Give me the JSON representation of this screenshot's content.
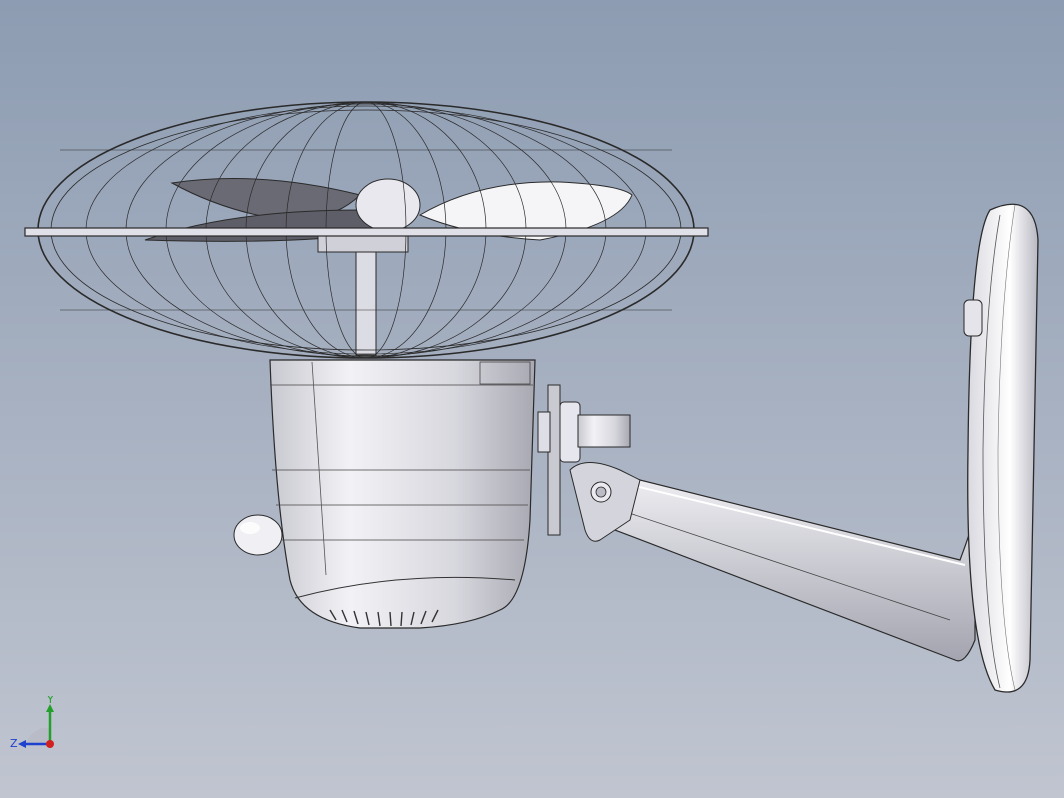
{
  "viewport": {
    "background_top": "#8d9cb2",
    "background_bottom": "#c0c5d0"
  },
  "model": {
    "parts": [
      "fan-guard",
      "fan-blades",
      "motor-housing",
      "knob",
      "swivel-bracket",
      "wall-arm",
      "wall-mount-plate"
    ]
  },
  "triad": {
    "y_label": "Y",
    "z_label": "Z",
    "y_color": "#22a02a",
    "z_color": "#2040d0",
    "x_color": "#d02020"
  }
}
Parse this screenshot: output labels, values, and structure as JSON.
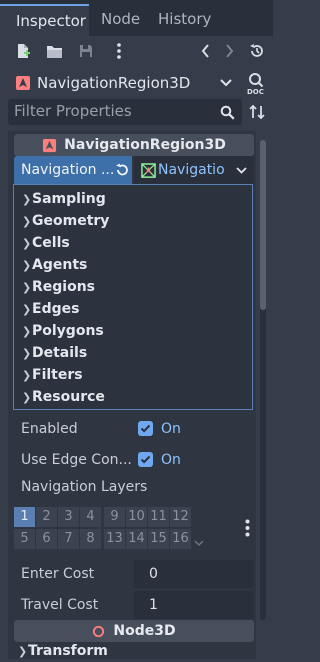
{
  "tabs": [
    {
      "label": "Inspector"
    },
    {
      "label": "Node"
    },
    {
      "label": "History"
    }
  ],
  "object": {
    "name": "NavigationRegion3D"
  },
  "filter": {
    "placeholder": "Filter Properties"
  },
  "section_title": "NavigationRegion3D",
  "resource": {
    "button_label": "Navigation ...",
    "picker_label": "Navigatio",
    "items": [
      {
        "label": "Sampling"
      },
      {
        "label": "Geometry"
      },
      {
        "label": "Cells"
      },
      {
        "label": "Agents"
      },
      {
        "label": "Regions"
      },
      {
        "label": "Edges"
      },
      {
        "label": "Polygons"
      },
      {
        "label": "Details"
      },
      {
        "label": "Filters"
      },
      {
        "label": "Resource"
      }
    ]
  },
  "props": {
    "enabled": {
      "label": "Enabled",
      "value": "On",
      "checked": true
    },
    "use_edge": {
      "label": "Use Edge Con...",
      "value": "On",
      "checked": true
    },
    "nav_layers": {
      "label": "Navigation Layers"
    },
    "enter_cost": {
      "label": "Enter Cost",
      "value": "0"
    },
    "travel_cost": {
      "label": "Travel Cost",
      "value": "1"
    }
  },
  "layers": {
    "row1": [
      "1",
      "2",
      "3",
      "4",
      "9",
      "10",
      "11",
      "12"
    ],
    "row2": [
      "5",
      "6",
      "7",
      "8",
      "13",
      "14",
      "15",
      "16"
    ],
    "active": [
      "1"
    ]
  },
  "node3d_title": "Node3D",
  "transform_label": "Transform",
  "colors": {
    "accent": "#6fa8f0",
    "background": "#363d4a",
    "panel": "#2f3541",
    "selected": "#3d6fa8"
  }
}
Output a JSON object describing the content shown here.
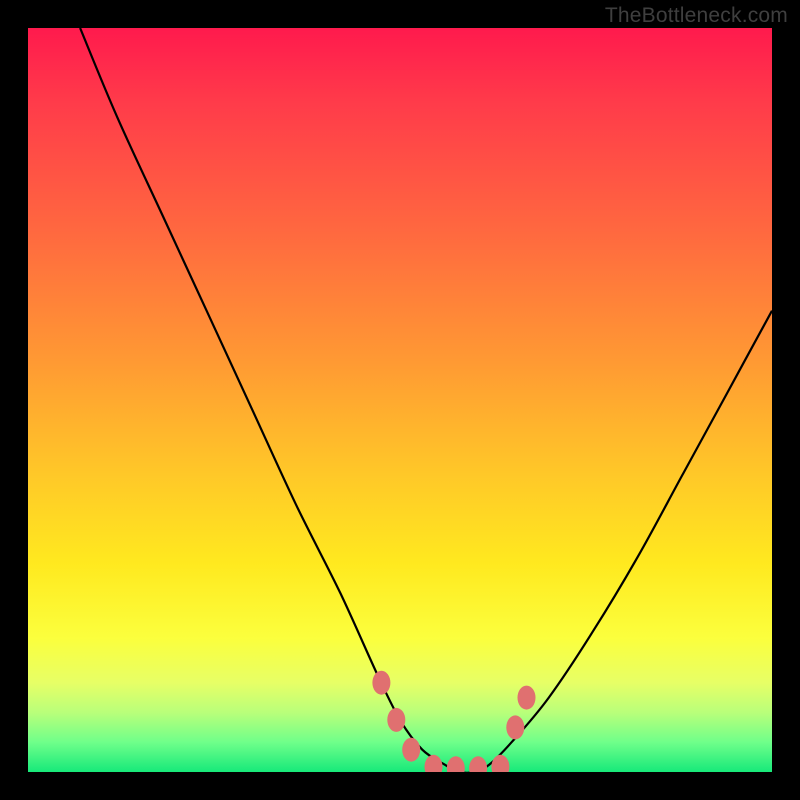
{
  "watermark": "TheBottleneck.com",
  "chart_data": {
    "type": "line",
    "title": "",
    "xlabel": "",
    "ylabel": "",
    "xlim": [
      0,
      100
    ],
    "ylim": [
      0,
      100
    ],
    "series": [
      {
        "name": "bottleneck-curve",
        "x": [
          7,
          12,
          18,
          24,
          30,
          36,
          42,
          47,
          50,
          53,
          56,
          58,
          60,
          62,
          65,
          70,
          76,
          82,
          88,
          94,
          100
        ],
        "y": [
          100,
          88,
          75,
          62,
          49,
          36,
          24,
          13,
          7,
          3,
          1,
          0,
          0,
          1,
          4,
          10,
          19,
          29,
          40,
          51,
          62
        ]
      }
    ],
    "markers": [
      {
        "x": 47.5,
        "y": 12,
        "color": "#e07070"
      },
      {
        "x": 49.5,
        "y": 7,
        "color": "#e07070"
      },
      {
        "x": 51.5,
        "y": 3,
        "color": "#e07070"
      },
      {
        "x": 54.5,
        "y": 0.7,
        "color": "#e07070"
      },
      {
        "x": 57.5,
        "y": 0.5,
        "color": "#e07070"
      },
      {
        "x": 60.5,
        "y": 0.5,
        "color": "#e07070"
      },
      {
        "x": 63.5,
        "y": 0.7,
        "color": "#e07070"
      },
      {
        "x": 65.5,
        "y": 6,
        "color": "#e07070"
      },
      {
        "x": 67.0,
        "y": 10,
        "color": "#e07070"
      }
    ],
    "background_gradient": {
      "top": "#ff1a4d",
      "mid": "#ffe91f",
      "bottom": "#17e97a"
    }
  }
}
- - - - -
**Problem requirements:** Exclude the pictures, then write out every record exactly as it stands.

**Result of the task:**
Give me the JSON representation of this screenshot's content.
{
  "viewport": {
    "background_top": "#8d9cb2",
    "background_bottom": "#c0c5d0"
  },
  "model": {
    "parts": [
      "fan-guard",
      "fan-blades",
      "motor-housing",
      "knob",
      "swivel-bracket",
      "wall-arm",
      "wall-mount-plate"
    ]
  },
  "triad": {
    "y_label": "Y",
    "z_label": "Z",
    "y_color": "#22a02a",
    "z_color": "#2040d0",
    "x_color": "#d02020"
  }
}
Parse this screenshot: output labels, values, and structure as JSON.
{
  "tabs": [
    {
      "label": "Inspector"
    },
    {
      "label": "Node"
    },
    {
      "label": "History"
    }
  ],
  "object": {
    "name": "NavigationRegion3D"
  },
  "filter": {
    "placeholder": "Filter Properties"
  },
  "section_title": "NavigationRegion3D",
  "resource": {
    "button_label": "Navigation ...",
    "picker_label": "Navigatio",
    "items": [
      {
        "label": "Sampling"
      },
      {
        "label": "Geometry"
      },
      {
        "label": "Cells"
      },
      {
        "label": "Agents"
      },
      {
        "label": "Regions"
      },
      {
        "label": "Edges"
      },
      {
        "label": "Polygons"
      },
      {
        "label": "Details"
      },
      {
        "label": "Filters"
      },
      {
        "label": "Resource"
      }
    ]
  },
  "props": {
    "enabled": {
      "label": "Enabled",
      "value": "On",
      "checked": true
    },
    "use_edge": {
      "label": "Use Edge Con...",
      "value": "On",
      "checked": true
    },
    "nav_layers": {
      "label": "Navigation Layers"
    },
    "enter_cost": {
      "label": "Enter Cost",
      "value": "0"
    },
    "travel_cost": {
      "label": "Travel Cost",
      "value": "1"
    }
  },
  "layers": {
    "row1": [
      "1",
      "2",
      "3",
      "4",
      "9",
      "10",
      "11",
      "12"
    ],
    "row2": [
      "5",
      "6",
      "7",
      "8",
      "13",
      "14",
      "15",
      "16"
    ],
    "active": [
      "1"
    ]
  },
  "node3d_title": "Node3D",
  "transform_label": "Transform",
  "colors": {
    "accent": "#6fa8f0",
    "background": "#363d4a",
    "panel": "#2f3541",
    "selected": "#3d6fa8"
  }
}
Output a JSON object describing the content shown here.
{
  "watermark": "TheBottleneck.com",
  "chart_data": {
    "type": "line",
    "title": "",
    "xlabel": "",
    "ylabel": "",
    "xlim": [
      0,
      100
    ],
    "ylim": [
      0,
      100
    ],
    "series": [
      {
        "name": "bottleneck-curve",
        "x": [
          7,
          12,
          18,
          24,
          30,
          36,
          42,
          47,
          50,
          53,
          56,
          58,
          60,
          62,
          65,
          70,
          76,
          82,
          88,
          94,
          100
        ],
        "y": [
          100,
          88,
          75,
          62,
          49,
          36,
          24,
          13,
          7,
          3,
          1,
          0,
          0,
          1,
          4,
          10,
          19,
          29,
          40,
          51,
          62
        ]
      }
    ],
    "markers": [
      {
        "x": 47.5,
        "y": 12,
        "color": "#e07070"
      },
      {
        "x": 49.5,
        "y": 7,
        "color": "#e07070"
      },
      {
        "x": 51.5,
        "y": 3,
        "color": "#e07070"
      },
      {
        "x": 54.5,
        "y": 0.7,
        "color": "#e07070"
      },
      {
        "x": 57.5,
        "y": 0.5,
        "color": "#e07070"
      },
      {
        "x": 60.5,
        "y": 0.5,
        "color": "#e07070"
      },
      {
        "x": 63.5,
        "y": 0.7,
        "color": "#e07070"
      },
      {
        "x": 65.5,
        "y": 6,
        "color": "#e07070"
      },
      {
        "x": 67.0,
        "y": 10,
        "color": "#e07070"
      }
    ],
    "background_gradient": {
      "top": "#ff1a4d",
      "mid": "#ffe91f",
      "bottom": "#17e97a"
    }
  }
}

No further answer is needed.